### PROVIDED RECORDS
====

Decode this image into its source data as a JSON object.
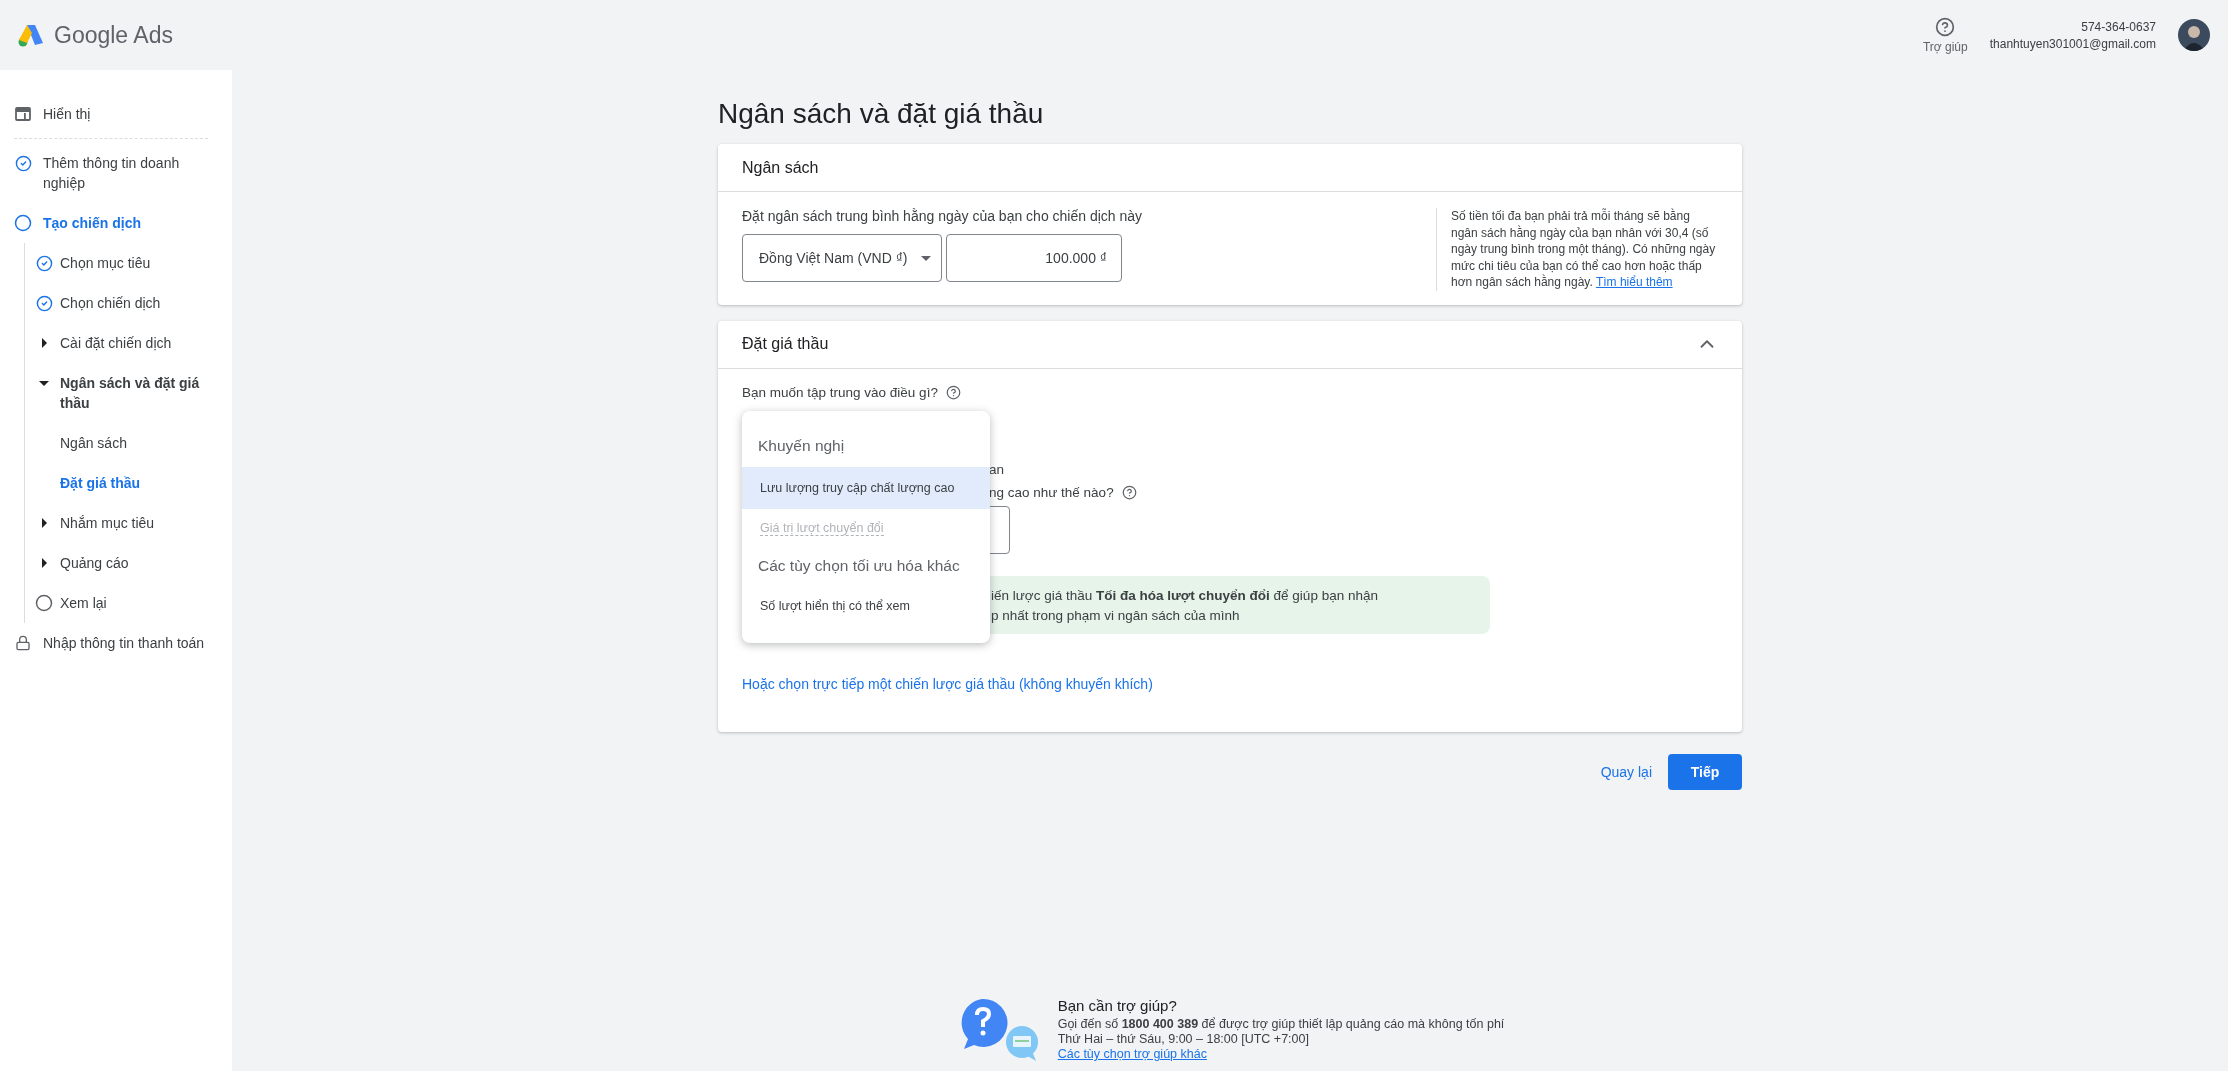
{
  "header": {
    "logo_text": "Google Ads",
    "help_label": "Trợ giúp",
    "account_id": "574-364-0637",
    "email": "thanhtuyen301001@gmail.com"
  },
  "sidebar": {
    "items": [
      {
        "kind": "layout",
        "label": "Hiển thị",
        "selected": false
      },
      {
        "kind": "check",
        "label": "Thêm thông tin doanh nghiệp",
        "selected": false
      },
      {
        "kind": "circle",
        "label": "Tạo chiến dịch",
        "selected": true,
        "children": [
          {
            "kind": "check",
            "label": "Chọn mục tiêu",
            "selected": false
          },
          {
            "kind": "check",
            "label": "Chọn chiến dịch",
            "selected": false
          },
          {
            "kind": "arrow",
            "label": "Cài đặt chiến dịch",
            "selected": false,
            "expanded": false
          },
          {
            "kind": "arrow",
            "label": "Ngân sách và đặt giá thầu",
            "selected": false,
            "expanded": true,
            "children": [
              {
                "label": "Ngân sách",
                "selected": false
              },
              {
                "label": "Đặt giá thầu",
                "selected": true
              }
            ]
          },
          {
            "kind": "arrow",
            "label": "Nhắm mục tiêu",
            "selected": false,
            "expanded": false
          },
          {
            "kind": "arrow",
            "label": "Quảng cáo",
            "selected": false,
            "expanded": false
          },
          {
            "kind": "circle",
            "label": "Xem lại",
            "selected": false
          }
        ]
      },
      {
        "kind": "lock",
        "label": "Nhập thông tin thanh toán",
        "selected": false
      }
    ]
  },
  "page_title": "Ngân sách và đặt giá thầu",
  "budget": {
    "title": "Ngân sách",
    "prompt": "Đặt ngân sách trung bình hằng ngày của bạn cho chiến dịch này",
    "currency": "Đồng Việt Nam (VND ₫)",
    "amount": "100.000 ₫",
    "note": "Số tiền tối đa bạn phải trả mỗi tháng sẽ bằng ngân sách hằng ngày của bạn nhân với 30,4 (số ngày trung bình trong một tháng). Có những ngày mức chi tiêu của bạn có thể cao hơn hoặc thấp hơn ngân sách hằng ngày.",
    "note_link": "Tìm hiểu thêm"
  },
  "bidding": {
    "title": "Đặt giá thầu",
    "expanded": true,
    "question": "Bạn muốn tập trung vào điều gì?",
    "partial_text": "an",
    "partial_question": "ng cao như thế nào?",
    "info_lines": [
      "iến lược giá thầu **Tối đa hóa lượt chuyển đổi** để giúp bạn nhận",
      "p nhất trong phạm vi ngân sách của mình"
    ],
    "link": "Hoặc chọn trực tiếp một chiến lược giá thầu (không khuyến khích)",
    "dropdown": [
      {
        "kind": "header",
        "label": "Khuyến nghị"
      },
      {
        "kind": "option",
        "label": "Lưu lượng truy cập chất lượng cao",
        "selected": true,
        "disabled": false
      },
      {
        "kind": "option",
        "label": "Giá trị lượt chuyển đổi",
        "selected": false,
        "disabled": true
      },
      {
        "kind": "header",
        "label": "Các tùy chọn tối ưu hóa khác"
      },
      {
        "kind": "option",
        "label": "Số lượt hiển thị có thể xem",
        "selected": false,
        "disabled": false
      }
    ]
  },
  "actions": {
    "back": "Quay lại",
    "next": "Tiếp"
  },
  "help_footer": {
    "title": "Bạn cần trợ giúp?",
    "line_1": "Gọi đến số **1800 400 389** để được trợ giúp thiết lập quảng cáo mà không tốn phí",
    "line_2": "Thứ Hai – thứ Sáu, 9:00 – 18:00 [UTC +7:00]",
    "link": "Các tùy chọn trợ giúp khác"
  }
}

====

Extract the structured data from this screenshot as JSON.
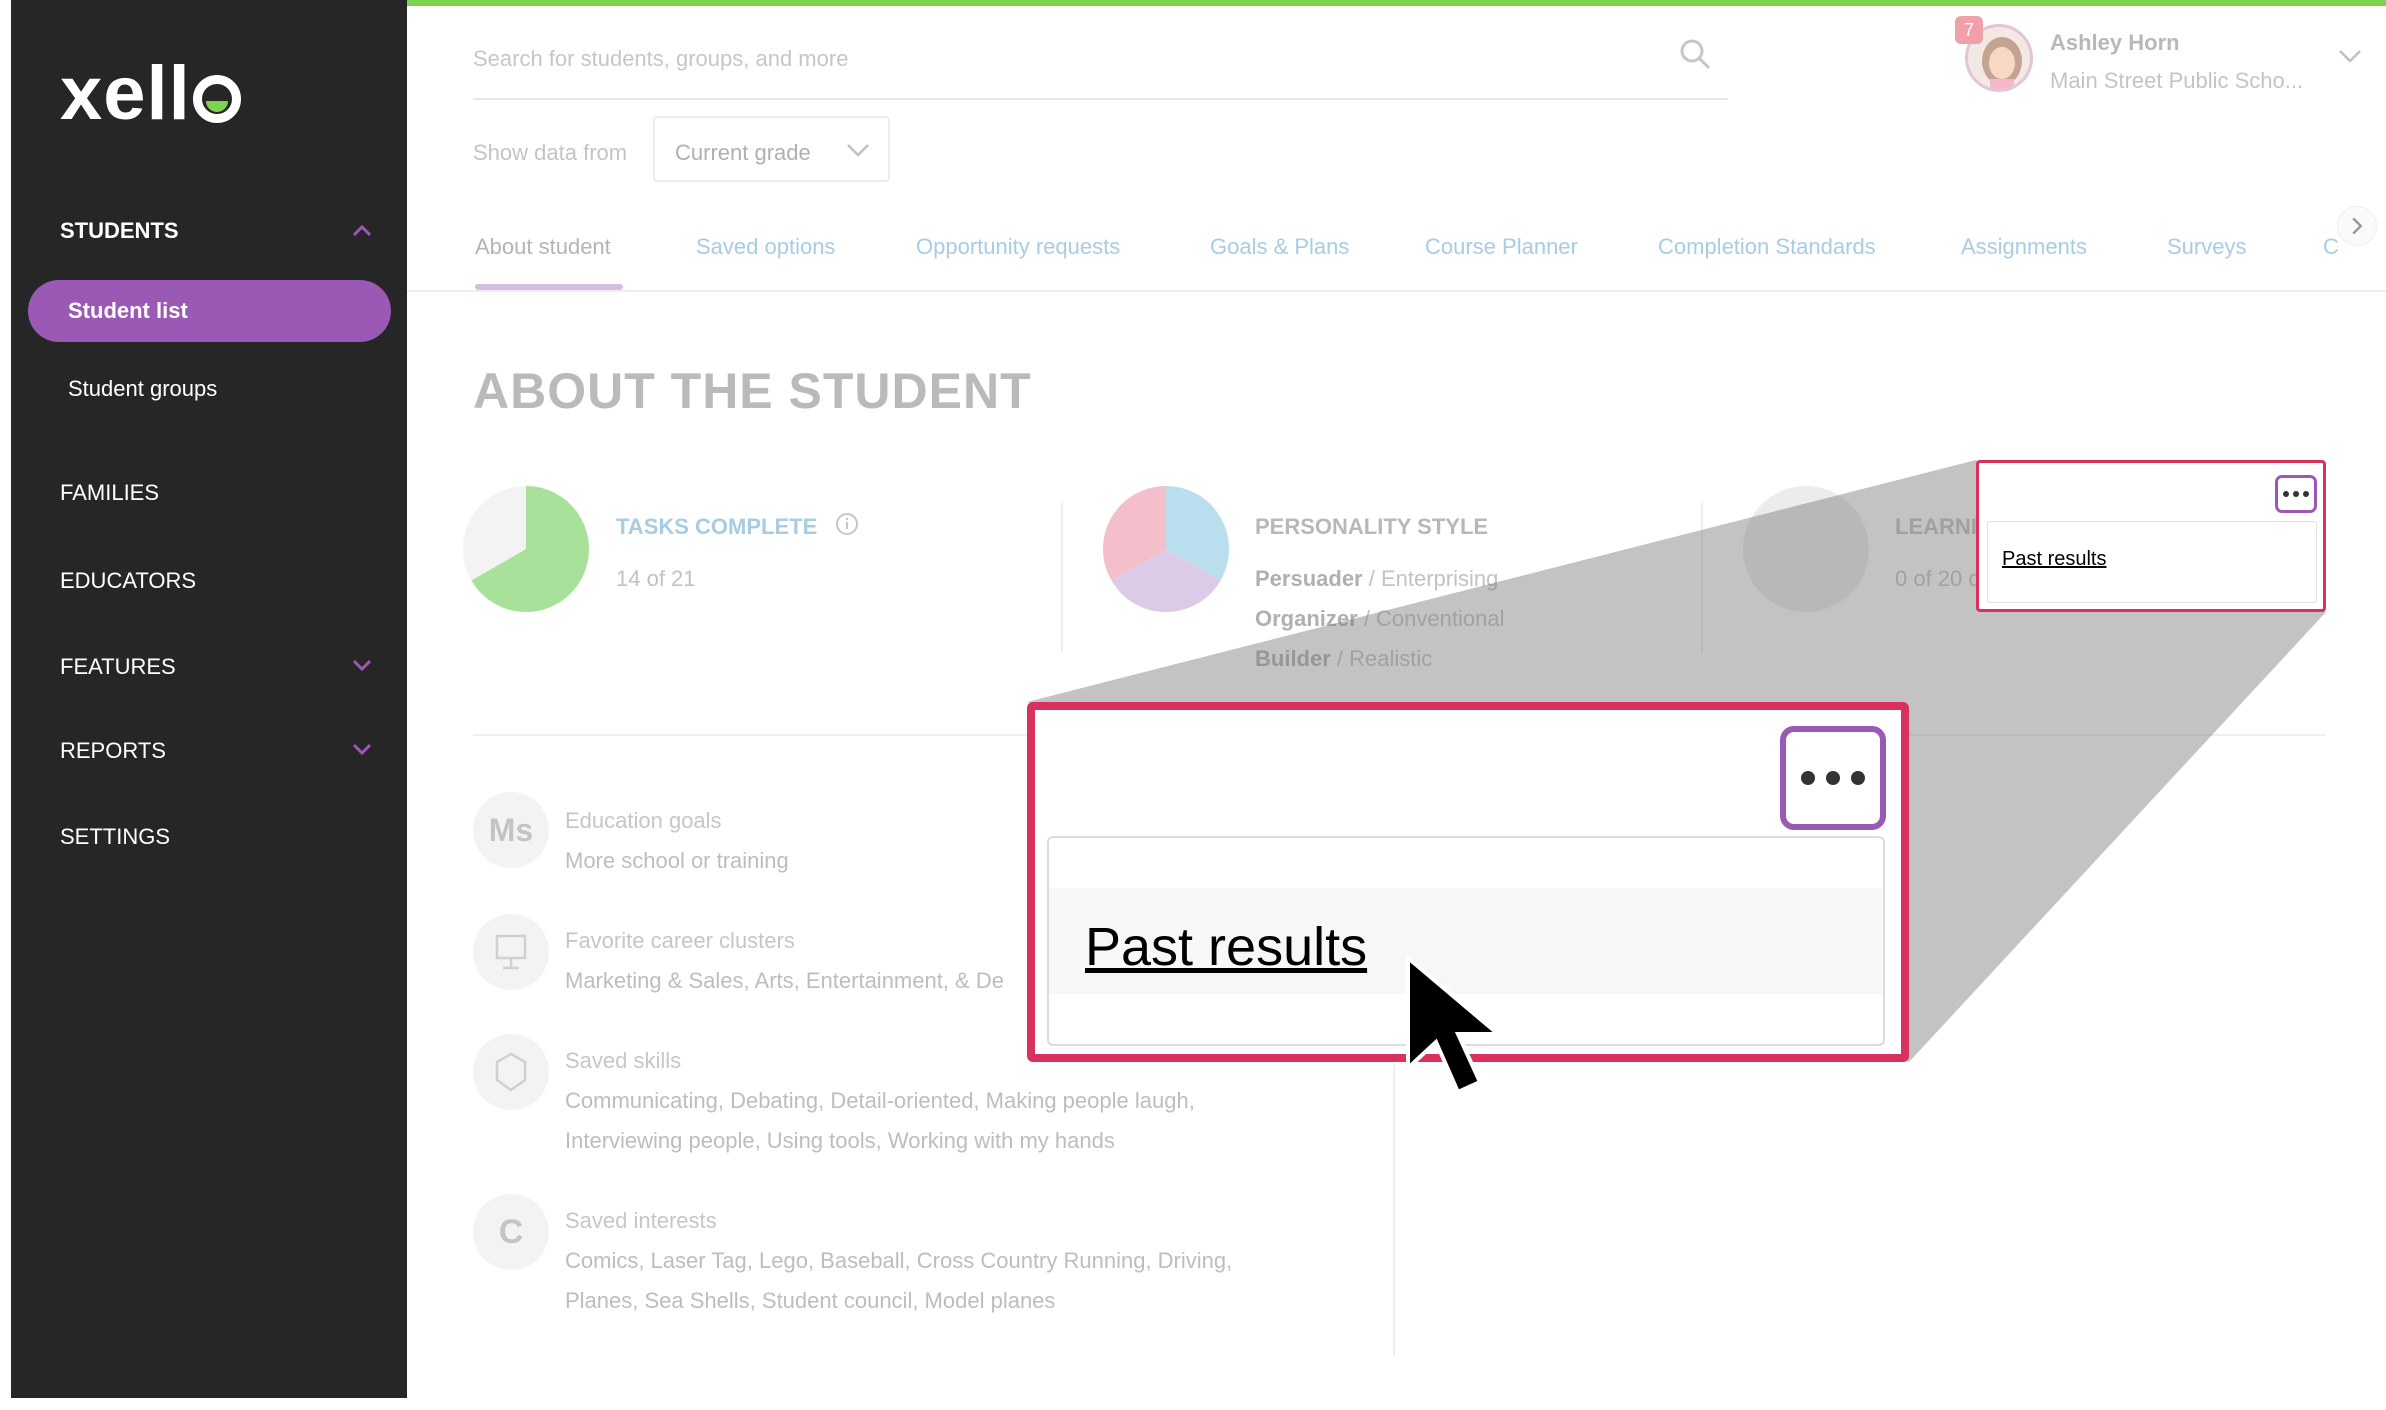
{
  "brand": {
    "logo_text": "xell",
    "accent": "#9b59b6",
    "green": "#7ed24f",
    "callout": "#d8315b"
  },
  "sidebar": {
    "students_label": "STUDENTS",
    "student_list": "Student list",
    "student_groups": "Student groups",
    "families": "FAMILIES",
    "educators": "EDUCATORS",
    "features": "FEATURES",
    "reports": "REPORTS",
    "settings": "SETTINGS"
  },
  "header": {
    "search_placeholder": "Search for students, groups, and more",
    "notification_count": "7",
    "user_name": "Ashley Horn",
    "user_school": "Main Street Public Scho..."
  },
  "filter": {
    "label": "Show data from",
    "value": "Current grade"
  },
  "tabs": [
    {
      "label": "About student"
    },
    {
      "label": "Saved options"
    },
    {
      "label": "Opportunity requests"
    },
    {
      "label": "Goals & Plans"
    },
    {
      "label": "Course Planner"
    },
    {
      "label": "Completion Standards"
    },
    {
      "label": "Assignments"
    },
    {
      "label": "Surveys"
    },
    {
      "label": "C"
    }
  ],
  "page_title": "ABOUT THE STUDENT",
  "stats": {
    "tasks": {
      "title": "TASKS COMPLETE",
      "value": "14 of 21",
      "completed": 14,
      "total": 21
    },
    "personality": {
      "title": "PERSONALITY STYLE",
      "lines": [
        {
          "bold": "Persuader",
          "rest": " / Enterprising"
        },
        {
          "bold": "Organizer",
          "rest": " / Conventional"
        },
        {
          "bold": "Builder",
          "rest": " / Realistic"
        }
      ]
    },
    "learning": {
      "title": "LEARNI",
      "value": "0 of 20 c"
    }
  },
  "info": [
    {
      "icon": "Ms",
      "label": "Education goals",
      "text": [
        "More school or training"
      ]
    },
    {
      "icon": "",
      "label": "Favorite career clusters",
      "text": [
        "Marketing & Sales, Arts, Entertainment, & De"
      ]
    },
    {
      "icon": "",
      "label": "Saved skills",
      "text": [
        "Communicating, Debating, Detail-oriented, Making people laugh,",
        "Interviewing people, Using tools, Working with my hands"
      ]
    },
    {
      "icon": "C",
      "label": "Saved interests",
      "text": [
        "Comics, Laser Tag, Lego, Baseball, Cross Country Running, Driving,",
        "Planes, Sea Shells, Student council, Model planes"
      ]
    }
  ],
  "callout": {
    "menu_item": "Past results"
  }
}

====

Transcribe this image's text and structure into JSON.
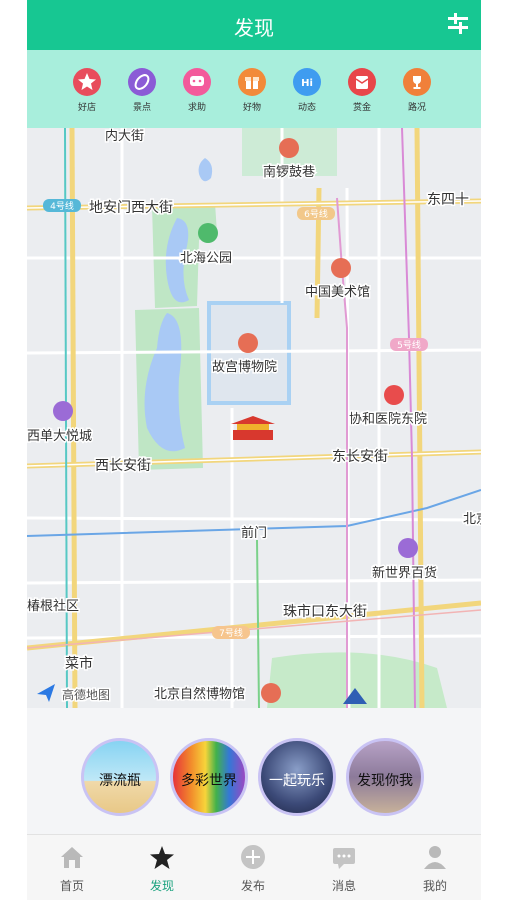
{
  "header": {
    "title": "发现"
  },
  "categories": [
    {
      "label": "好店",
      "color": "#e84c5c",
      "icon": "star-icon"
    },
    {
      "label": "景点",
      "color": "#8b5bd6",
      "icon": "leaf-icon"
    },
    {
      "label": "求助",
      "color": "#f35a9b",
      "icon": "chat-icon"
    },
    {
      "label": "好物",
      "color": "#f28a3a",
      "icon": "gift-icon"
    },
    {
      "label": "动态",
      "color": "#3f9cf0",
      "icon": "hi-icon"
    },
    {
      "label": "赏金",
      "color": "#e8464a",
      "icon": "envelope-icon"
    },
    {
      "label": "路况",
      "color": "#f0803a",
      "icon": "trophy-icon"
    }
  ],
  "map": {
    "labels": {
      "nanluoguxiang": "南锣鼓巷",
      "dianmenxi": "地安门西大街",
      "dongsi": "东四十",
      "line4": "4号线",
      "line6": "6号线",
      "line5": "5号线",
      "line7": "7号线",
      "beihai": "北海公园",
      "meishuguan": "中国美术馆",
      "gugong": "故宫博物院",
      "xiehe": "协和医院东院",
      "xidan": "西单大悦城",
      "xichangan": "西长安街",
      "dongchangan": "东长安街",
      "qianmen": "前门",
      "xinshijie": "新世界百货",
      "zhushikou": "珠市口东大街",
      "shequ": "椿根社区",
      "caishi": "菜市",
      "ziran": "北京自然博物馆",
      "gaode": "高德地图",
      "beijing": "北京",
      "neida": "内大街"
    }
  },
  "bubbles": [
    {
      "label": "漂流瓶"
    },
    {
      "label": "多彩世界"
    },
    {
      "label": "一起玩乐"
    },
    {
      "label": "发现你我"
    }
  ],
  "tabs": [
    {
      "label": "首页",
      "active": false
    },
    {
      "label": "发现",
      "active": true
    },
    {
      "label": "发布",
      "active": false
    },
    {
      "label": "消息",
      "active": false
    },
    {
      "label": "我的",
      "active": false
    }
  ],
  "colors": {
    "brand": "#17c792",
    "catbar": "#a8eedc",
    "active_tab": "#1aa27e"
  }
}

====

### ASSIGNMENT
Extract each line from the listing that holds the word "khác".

### REPLY
        "label": "Các tùy chọn tối ưu hóa khác"
    "link": "Các tùy chọn trợ giúp khác"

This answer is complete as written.